### Your objective
Your answer is a copy of every line in the records where "Enhanced" appears.

### Records
+++

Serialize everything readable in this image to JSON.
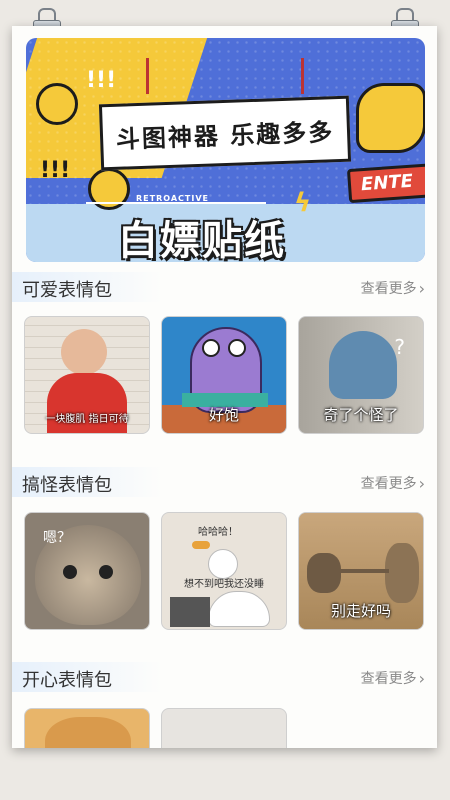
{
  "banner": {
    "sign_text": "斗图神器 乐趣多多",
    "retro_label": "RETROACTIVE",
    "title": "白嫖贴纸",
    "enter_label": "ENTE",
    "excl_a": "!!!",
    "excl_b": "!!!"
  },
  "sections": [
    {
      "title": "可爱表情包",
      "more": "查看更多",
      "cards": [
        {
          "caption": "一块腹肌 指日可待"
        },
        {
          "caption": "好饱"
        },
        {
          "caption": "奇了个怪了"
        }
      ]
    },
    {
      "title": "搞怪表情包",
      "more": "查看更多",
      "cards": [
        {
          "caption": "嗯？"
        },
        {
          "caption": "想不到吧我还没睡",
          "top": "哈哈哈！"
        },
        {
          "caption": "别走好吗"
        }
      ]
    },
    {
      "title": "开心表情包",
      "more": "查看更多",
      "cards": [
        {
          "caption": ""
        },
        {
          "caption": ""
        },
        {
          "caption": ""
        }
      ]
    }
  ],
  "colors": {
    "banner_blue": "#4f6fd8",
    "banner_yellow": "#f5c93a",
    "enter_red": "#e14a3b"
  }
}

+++

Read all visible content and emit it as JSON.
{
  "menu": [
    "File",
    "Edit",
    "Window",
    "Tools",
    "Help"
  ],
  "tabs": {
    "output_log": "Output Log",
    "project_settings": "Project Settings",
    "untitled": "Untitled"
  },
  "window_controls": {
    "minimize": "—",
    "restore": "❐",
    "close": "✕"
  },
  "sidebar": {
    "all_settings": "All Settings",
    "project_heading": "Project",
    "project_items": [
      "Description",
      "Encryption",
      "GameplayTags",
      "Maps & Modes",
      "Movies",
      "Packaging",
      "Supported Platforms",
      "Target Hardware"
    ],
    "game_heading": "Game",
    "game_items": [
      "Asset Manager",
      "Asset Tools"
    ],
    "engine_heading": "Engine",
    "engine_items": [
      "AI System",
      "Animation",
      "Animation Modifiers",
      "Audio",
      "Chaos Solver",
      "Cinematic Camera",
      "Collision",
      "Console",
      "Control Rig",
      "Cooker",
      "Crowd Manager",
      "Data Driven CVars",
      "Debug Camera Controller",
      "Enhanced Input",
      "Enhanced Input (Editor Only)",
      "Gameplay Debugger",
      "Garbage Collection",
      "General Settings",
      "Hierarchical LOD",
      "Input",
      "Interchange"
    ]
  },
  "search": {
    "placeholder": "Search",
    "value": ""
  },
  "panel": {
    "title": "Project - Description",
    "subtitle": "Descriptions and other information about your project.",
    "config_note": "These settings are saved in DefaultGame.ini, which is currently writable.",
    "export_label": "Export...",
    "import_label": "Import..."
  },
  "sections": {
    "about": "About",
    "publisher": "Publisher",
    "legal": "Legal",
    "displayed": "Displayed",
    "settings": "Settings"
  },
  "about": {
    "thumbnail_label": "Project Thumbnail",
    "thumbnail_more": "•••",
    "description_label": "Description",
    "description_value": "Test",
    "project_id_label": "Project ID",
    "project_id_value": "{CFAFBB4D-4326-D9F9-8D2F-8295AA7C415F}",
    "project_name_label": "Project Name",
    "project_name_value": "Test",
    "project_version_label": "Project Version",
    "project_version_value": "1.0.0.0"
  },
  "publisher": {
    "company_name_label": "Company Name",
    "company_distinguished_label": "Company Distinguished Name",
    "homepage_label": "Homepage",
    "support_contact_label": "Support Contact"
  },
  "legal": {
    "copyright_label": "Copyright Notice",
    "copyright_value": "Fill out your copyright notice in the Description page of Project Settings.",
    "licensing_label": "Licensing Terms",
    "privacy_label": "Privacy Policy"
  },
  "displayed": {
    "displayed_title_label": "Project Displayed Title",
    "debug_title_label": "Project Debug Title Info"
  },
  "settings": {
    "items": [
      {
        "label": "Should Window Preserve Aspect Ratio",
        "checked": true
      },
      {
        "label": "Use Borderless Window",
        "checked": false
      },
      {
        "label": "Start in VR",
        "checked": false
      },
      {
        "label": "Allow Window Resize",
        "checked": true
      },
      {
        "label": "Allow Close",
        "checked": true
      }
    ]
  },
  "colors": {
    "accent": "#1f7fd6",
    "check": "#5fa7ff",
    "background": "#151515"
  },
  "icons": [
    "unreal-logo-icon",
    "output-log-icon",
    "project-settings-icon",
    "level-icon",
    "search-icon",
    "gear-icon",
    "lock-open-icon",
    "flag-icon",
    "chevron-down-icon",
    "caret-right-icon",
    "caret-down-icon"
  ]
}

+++

### The completed task
      "Enhanced Input",
      "Enhanced Input (Editor Only)",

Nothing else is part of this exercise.